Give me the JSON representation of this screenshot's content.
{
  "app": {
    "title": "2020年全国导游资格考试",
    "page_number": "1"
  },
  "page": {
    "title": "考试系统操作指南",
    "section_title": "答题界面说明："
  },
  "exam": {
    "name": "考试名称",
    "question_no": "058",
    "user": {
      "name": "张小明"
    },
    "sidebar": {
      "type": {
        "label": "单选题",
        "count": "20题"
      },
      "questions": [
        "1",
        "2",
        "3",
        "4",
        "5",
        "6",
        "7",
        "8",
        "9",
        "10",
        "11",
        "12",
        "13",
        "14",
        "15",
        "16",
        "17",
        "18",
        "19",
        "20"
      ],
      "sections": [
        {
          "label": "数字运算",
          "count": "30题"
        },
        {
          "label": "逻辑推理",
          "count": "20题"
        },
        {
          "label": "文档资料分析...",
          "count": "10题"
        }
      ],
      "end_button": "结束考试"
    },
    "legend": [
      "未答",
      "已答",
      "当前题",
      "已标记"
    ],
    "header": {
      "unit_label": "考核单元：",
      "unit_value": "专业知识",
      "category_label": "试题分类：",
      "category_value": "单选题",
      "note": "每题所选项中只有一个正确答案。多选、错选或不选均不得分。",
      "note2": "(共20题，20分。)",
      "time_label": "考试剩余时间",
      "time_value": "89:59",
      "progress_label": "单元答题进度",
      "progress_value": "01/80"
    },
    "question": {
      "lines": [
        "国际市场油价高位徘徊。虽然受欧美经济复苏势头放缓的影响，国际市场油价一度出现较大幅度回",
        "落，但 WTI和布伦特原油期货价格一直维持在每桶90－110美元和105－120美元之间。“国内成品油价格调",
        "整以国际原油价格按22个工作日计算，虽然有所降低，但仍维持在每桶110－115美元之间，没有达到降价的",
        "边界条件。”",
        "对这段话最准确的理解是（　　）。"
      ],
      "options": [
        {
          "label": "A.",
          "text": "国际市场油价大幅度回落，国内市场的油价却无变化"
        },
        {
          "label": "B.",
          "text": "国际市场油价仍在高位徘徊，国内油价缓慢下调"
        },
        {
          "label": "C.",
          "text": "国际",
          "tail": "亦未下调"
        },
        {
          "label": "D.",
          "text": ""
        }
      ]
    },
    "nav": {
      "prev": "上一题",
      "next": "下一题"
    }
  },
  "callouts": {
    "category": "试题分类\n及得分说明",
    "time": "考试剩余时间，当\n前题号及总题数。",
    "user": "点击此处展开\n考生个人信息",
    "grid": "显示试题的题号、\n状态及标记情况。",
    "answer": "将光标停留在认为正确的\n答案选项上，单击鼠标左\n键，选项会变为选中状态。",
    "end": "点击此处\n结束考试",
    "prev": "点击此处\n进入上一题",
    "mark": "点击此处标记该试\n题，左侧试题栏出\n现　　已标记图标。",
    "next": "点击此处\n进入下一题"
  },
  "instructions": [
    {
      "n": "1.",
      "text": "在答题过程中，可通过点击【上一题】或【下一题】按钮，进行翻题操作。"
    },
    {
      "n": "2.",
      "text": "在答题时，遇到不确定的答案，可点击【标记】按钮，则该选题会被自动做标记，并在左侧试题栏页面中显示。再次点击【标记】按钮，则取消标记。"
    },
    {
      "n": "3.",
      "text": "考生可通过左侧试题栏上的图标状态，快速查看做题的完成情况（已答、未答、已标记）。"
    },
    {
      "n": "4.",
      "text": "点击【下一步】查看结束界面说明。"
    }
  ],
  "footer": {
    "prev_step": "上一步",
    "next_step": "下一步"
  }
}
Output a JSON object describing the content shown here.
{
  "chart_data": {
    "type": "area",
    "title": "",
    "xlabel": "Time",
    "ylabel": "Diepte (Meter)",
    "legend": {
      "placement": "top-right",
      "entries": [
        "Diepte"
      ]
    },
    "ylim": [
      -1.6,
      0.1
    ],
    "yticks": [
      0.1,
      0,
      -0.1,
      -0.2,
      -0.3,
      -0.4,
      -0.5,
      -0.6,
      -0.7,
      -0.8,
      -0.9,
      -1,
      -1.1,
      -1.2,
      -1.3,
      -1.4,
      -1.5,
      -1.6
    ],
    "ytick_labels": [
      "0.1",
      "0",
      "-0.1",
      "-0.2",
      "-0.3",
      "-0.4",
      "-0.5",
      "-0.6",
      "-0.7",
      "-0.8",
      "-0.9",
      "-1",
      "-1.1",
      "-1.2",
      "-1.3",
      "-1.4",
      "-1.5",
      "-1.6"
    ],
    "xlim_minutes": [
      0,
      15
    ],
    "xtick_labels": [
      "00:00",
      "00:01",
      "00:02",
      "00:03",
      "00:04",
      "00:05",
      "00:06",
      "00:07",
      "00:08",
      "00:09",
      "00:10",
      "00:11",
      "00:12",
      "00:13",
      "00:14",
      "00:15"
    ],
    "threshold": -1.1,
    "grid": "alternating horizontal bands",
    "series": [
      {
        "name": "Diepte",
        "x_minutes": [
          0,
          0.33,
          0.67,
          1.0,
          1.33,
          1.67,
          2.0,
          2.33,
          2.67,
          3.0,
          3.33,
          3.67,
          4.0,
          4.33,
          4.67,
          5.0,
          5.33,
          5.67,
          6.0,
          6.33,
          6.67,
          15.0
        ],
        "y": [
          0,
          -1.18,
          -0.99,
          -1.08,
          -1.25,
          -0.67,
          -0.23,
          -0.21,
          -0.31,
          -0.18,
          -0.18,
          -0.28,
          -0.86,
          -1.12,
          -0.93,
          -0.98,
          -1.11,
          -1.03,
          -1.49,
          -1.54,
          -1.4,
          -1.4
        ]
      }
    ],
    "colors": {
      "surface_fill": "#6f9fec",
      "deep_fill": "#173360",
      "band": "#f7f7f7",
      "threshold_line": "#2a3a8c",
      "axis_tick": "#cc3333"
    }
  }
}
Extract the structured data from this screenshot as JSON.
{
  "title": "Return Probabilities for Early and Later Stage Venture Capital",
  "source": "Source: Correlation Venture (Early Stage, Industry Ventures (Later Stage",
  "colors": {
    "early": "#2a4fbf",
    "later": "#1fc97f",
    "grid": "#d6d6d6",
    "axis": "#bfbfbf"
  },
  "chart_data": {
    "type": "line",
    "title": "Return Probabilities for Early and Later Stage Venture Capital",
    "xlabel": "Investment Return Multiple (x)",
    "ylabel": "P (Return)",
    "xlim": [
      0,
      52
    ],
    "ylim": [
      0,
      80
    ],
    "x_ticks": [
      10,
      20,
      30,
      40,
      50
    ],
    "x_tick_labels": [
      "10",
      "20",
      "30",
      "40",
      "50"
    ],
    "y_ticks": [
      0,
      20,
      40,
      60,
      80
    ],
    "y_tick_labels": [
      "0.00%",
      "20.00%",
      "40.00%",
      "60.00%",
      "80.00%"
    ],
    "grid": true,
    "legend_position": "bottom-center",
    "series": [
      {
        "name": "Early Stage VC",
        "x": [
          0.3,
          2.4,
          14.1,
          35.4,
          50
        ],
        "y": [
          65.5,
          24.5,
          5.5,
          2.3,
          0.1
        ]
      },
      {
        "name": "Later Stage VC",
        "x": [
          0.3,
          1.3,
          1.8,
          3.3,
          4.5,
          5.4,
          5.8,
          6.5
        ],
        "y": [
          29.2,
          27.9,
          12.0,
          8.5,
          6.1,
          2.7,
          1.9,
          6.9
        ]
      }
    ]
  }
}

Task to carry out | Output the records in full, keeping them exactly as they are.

Task output |
Give me the JSON representation of this screenshot's content.
{
  "app": {
    "title": "2020年全国导游资格考试",
    "page_number": "1"
  },
  "page": {
    "title": "考试系统操作指南",
    "section_title": "答题界面说明："
  },
  "exam": {
    "name": "考试名称",
    "question_no": "058",
    "user": {
      "name": "张小明"
    },
    "sidebar": {
      "type": {
        "label": "单选题",
        "count": "20题"
      },
      "questions": [
        "1",
        "2",
        "3",
        "4",
        "5",
        "6",
        "7",
        "8",
        "9",
        "10",
        "11",
        "12",
        "13",
        "14",
        "15",
        "16",
        "17",
        "18",
        "19",
        "20"
      ],
      "sections": [
        {
          "label": "数字运算",
          "count": "30题"
        },
        {
          "label": "逻辑推理",
          "count": "20题"
        },
        {
          "label": "文档资料分析...",
          "count": "10题"
        }
      ],
      "end_button": "结束考试"
    },
    "legend": [
      "未答",
      "已答",
      "当前题",
      "已标记"
    ],
    "header": {
      "unit_label": "考核单元：",
      "unit_value": "专业知识",
      "category_label": "试题分类：",
      "category_value": "单选题",
      "note": "每题所选项中只有一个正确答案。多选、错选或不选均不得分。",
      "note2": "(共20题，20分。)",
      "time_label": "考试剩余时间",
      "time_value": "89:59",
      "progress_label": "单元答题进度",
      "progress_value": "01/80"
    },
    "question": {
      "lines": [
        "国际市场油价高位徘徊。虽然受欧美经济复苏势头放缓的影响，国际市场油价一度出现较大幅度回",
        "落，但 WTI和布伦特原油期货价格一直维持在每桶90－110美元和105－120美元之间。“国内成品油价格调",
        "整以国际原油价格按22个工作日计算，虽然有所降低，但仍维持在每桶110－115美元之间，没有达到降价的",
        "边界条件。”",
        "对这段话最准确的理解是（　　）。"
      ],
      "options": [
        {
          "label": "A.",
          "text": "国际市场油价大幅度回落，国内市场的油价却无变化"
        },
        {
          "label": "B.",
          "text": "国际市场油价仍在高位徘徊，国内油价缓慢下调"
        },
        {
          "label": "C.",
          "text": "国际",
          "tail": "亦未下调"
        },
        {
          "label": "D.",
          "text": ""
        }
      ]
    },
    "nav": {
      "prev": "上一题",
      "next": "下一题"
    }
  },
  "callouts": {
    "category": "试题分类\n及得分说明",
    "time": "考试剩余时间，当\n前题号及总题数。",
    "user": "点击此处展开\n考生个人信息",
    "grid": "显示试题的题号、\n状态及标记情况。",
    "answer": "将光标停留在认为正确的\n答案选项上，单击鼠标左\n键，选项会变为选中状态。",
    "end": "点击此处\n结束考试",
    "prev": "点击此处\n进入上一题",
    "mark": "点击此处标记该试\n题，左侧试题栏出\n现　　已标记图标。",
    "next": "点击此处\n进入下一题"
  },
  "instructions": [
    {
      "n": "1.",
      "text": "在答题过程中，可通过点击【上一题】或【下一题】按钮，进行翻题操作。"
    },
    {
      "n": "2.",
      "text": "在答题时，遇到不确定的答案，可点击【标记】按钮，则该选题会被自动做标记，并在左侧试题栏页面中显示。再次点击【标记】按钮，则取消标记。"
    },
    {
      "n": "3.",
      "text": "考生可通过左侧试题栏上的图标状态，快速查看做题的完成情况（已答、未答、已标记）。"
    },
    {
      "n": "4.",
      "text": "点击【下一步】查看结束界面说明。"
    }
  ],
  "footer": {
    "prev_step": "上一步",
    "next_step": "下一步"
  }
}
Output a JSON object describing the content shown here.
{
  "chart_data": {
    "type": "area",
    "title": "",
    "xlabel": "Time",
    "ylabel": "Diepte (Meter)",
    "legend": {
      "placement": "top-right",
      "entries": [
        "Diepte"
      ]
    },
    "ylim": [
      -1.6,
      0.1
    ],
    "yticks": [
      0.1,
      0,
      -0.1,
      -0.2,
      -0.3,
      -0.4,
      -0.5,
      -0.6,
      -0.7,
      -0.8,
      -0.9,
      -1,
      -1.1,
      -1.2,
      -1.3,
      -1.4,
      -1.5,
      -1.6
    ],
    "ytick_labels": [
      "0.1",
      "0",
      "-0.1",
      "-0.2",
      "-0.3",
      "-0.4",
      "-0.5",
      "-0.6",
      "-0.7",
      "-0.8",
      "-0.9",
      "-1",
      "-1.1",
      "-1.2",
      "-1.3",
      "-1.4",
      "-1.5",
      "-1.6"
    ],
    "xlim_minutes": [
      0,
      15
    ],
    "xtick_labels": [
      "00:00",
      "00:01",
      "00:02",
      "00:03",
      "00:04",
      "00:05",
      "00:06",
      "00:07",
      "00:08",
      "00:09",
      "00:10",
      "00:11",
      "00:12",
      "00:13",
      "00:14",
      "00:15"
    ],
    "threshold": -1.1,
    "grid": "alternating horizontal bands",
    "series": [
      {
        "name": "Diepte",
        "x_minutes": [
          0,
          0.33,
          0.67,
          1.0,
          1.33,
          1.67,
          2.0,
          2.33,
          2.67,
          3.0,
          3.33,
          3.67,
          4.0,
          4.33,
          4.67,
          5.0,
          5.33,
          5.67,
          6.0,
          6.33,
          6.67,
          15.0
        ],
        "y": [
          0,
          -1.18,
          -0.99,
          -1.08,
          -1.25,
          -0.67,
          -0.23,
          -0.21,
          -0.31,
          -0.18,
          -0.18,
          -0.28,
          -0.86,
          -1.12,
          -0.93,
          -0.98,
          -1.11,
          -1.03,
          -1.49,
          -1.54,
          -1.4,
          -1.4
        ]
      }
    ],
    "colors": {
      "surface_fill": "#6f9fec",
      "deep_fill": "#173360",
      "band": "#f7f7f7",
      "threshold_line": "#2a3a8c",
      "axis_tick": "#cc3333"
    }
  }
}
Extract the structured data from this screenshot as JSON.
{
  "title": "Return Probabilities for Early and Later Stage Venture Capital",
  "source": "Source: Correlation Venture (Early Stage, Industry Ventures (Later Stage",
  "colors": {
    "early": "#2a4fbf",
    "later": "#1fc97f",
    "grid": "#d6d6d6",
    "axis": "#bfbfbf"
  },
  "chart_data": {
    "type": "line",
    "title": "Return Probabilities for Early and Later Stage Venture Capital",
    "xlabel": "Investment Return Multiple (x)",
    "ylabel": "P (Return)",
    "xlim": [
      0,
      52
    ],
    "ylim": [
      0,
      80
    ],
    "x_ticks": [
      10,
      20,
      30,
      40,
      50
    ],
    "x_tick_labels": [
      "10",
      "20",
      "30",
      "40",
      "50"
    ],
    "y_ticks": [
      0,
      20,
      40,
      60,
      80
    ],
    "y_tick_labels": [
      "0.00%",
      "20.00%",
      "40.00%",
      "60.00%",
      "80.00%"
    ],
    "grid": true,
    "legend_position": "bottom-center",
    "series": [
      {
        "name": "Early Stage VC",
        "x": [
          0.3,
          2.4,
          14.1,
          35.4,
          50
        ],
        "y": [
          65.5,
          24.5,
          5.5,
          2.3,
          0.1
        ]
      },
      {
        "name": "Later Stage VC",
        "x": [
          0.3,
          1.3,
          1.8,
          3.3,
          4.5,
          5.4,
          5.8,
          6.5
        ],
        "y": [
          29.2,
          27.9,
          12.0,
          8.5,
          6.1,
          2.7,
          1.9,
          6.9
        ]
      }
    ]
  }
}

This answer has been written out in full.